──────── DATA PROVIDED ────────

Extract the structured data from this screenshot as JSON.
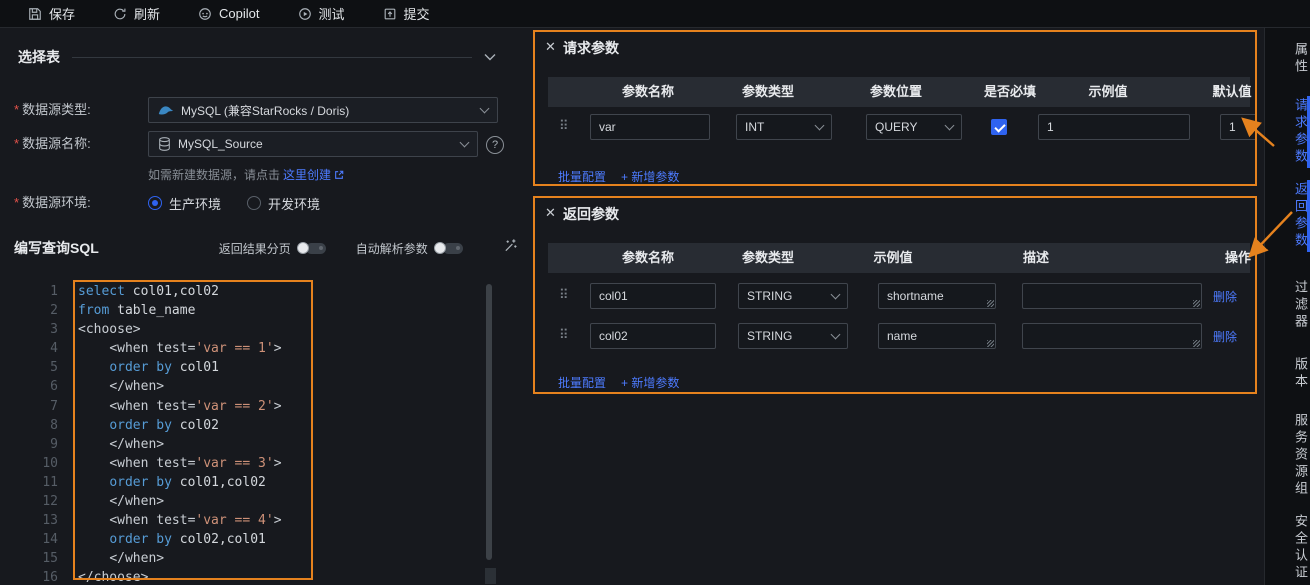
{
  "toolbar": {
    "items": [
      {
        "label": "保存"
      },
      {
        "label": "刷新"
      },
      {
        "label": "Copilot"
      },
      {
        "label": "测试"
      },
      {
        "label": "提交"
      }
    ]
  },
  "select_table": {
    "title": "选择表"
  },
  "form": {
    "help_mark": "?",
    "datasource_type": {
      "required_mark": "*",
      "label": "数据源类型:",
      "value": "MySQL (兼容StarRocks / Doris)"
    },
    "datasource_name": {
      "required_mark": "*",
      "label": "数据源名称:",
      "value": "MySQL_Source"
    },
    "helper": {
      "text": "如需新建数据源，请点击",
      "link": "这里创建"
    },
    "datasource_env": {
      "required_mark": "*",
      "label": "数据源环境:",
      "options": [
        {
          "label": "生产环境",
          "selected": true
        },
        {
          "label": "开发环境",
          "selected": false
        }
      ]
    }
  },
  "sql_section": {
    "title": "编写查询SQL",
    "toggle_pagination": "返回结果分页",
    "toggle_autoparse": "自动解析参数",
    "pagination_on": false,
    "autoparse_on": false
  },
  "editor": {
    "lines": [
      {
        "no": 1,
        "tokens": [
          [
            "kw",
            "select "
          ],
          [
            "id",
            "col01,col02"
          ]
        ]
      },
      {
        "no": 2,
        "tokens": [
          [
            "kw",
            "from "
          ],
          [
            "id",
            "table_name"
          ]
        ]
      },
      {
        "no": 3,
        "tokens": [
          [
            "tag",
            "<choose>"
          ]
        ]
      },
      {
        "no": 4,
        "tokens": [
          [
            "id",
            "    "
          ],
          [
            "tag",
            "<when test="
          ],
          [
            "str",
            "'var == 1'"
          ],
          [
            "tag",
            ">"
          ]
        ]
      },
      {
        "no": 5,
        "tokens": [
          [
            "id",
            "    "
          ],
          [
            "kw",
            "order by "
          ],
          [
            "id",
            "col01"
          ]
        ]
      },
      {
        "no": 6,
        "tokens": [
          [
            "id",
            "    "
          ],
          [
            "tag",
            "</when>"
          ]
        ]
      },
      {
        "no": 7,
        "tokens": [
          [
            "id",
            "    "
          ],
          [
            "tag",
            "<when test="
          ],
          [
            "str",
            "'var == 2'"
          ],
          [
            "tag",
            ">"
          ]
        ]
      },
      {
        "no": 8,
        "tokens": [
          [
            "id",
            "    "
          ],
          [
            "kw",
            "order by "
          ],
          [
            "id",
            "col02"
          ]
        ]
      },
      {
        "no": 9,
        "tokens": [
          [
            "id",
            "    "
          ],
          [
            "tag",
            "</when>"
          ]
        ]
      },
      {
        "no": 10,
        "tokens": [
          [
            "id",
            "    "
          ],
          [
            "tag",
            "<when test="
          ],
          [
            "str",
            "'var == 3'"
          ],
          [
            "tag",
            ">"
          ]
        ]
      },
      {
        "no": 11,
        "tokens": [
          [
            "id",
            "    "
          ],
          [
            "kw",
            "order by "
          ],
          [
            "id",
            "col01,col02"
          ]
        ]
      },
      {
        "no": 12,
        "tokens": [
          [
            "id",
            "    "
          ],
          [
            "tag",
            "</when>"
          ]
        ]
      },
      {
        "no": 13,
        "tokens": [
          [
            "id",
            "    "
          ],
          [
            "tag",
            "<when test="
          ],
          [
            "str",
            "'var == 4'"
          ],
          [
            "tag",
            ">"
          ]
        ]
      },
      {
        "no": 14,
        "tokens": [
          [
            "id",
            "    "
          ],
          [
            "kw",
            "order by "
          ],
          [
            "id",
            "col02,col01"
          ]
        ]
      },
      {
        "no": 15,
        "tokens": [
          [
            "id",
            "    "
          ],
          [
            "tag",
            "</when>"
          ]
        ]
      },
      {
        "no": 16,
        "tokens": [
          [
            "tag",
            "</choose>"
          ]
        ]
      }
    ]
  },
  "request_panel": {
    "title": "请求参数",
    "columns": [
      "参数名称",
      "参数类型",
      "参数位置",
      "是否必填",
      "示例值",
      "默认值"
    ],
    "rows": [
      {
        "name": "var",
        "type": "INT",
        "position": "QUERY",
        "required": true,
        "example": "1",
        "default": "1"
      }
    ],
    "batch_link": "批量配置",
    "add_link": "+ 新增参数"
  },
  "return_panel": {
    "title": "返回参数",
    "columns": [
      "参数名称",
      "参数类型",
      "示例值",
      "描述",
      "操作"
    ],
    "rows": [
      {
        "name": "col01",
        "type": "STRING",
        "example": "shortname",
        "desc": "",
        "action": "删除"
      },
      {
        "name": "col02",
        "type": "STRING",
        "example": "name",
        "desc": "",
        "action": "删除"
      }
    ],
    "batch_link": "批量配置",
    "add_link": "+ 新增参数"
  },
  "right_tabs": [
    {
      "label": "属性",
      "active": false
    },
    {
      "label": "请求参数",
      "active": true
    },
    {
      "label": "返回参数",
      "active": true
    },
    {
      "label": "过滤器",
      "active": false
    },
    {
      "label": "版本",
      "active": false
    },
    {
      "label": "服务资源组",
      "active": false
    },
    {
      "label": "安全认证",
      "active": false
    }
  ],
  "icons": {
    "close": "✕",
    "drag": "⠿"
  },
  "colors": {
    "accent": "#2f63f0",
    "link": "#4d7bff",
    "annotation": "#e5821e"
  }
}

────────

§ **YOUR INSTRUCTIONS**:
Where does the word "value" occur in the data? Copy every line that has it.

§ **ANSWER TO THIS TASK**:
      "value": "MySQL (兼容StarRocks / Doris)"
      "value": "MySQL_Source"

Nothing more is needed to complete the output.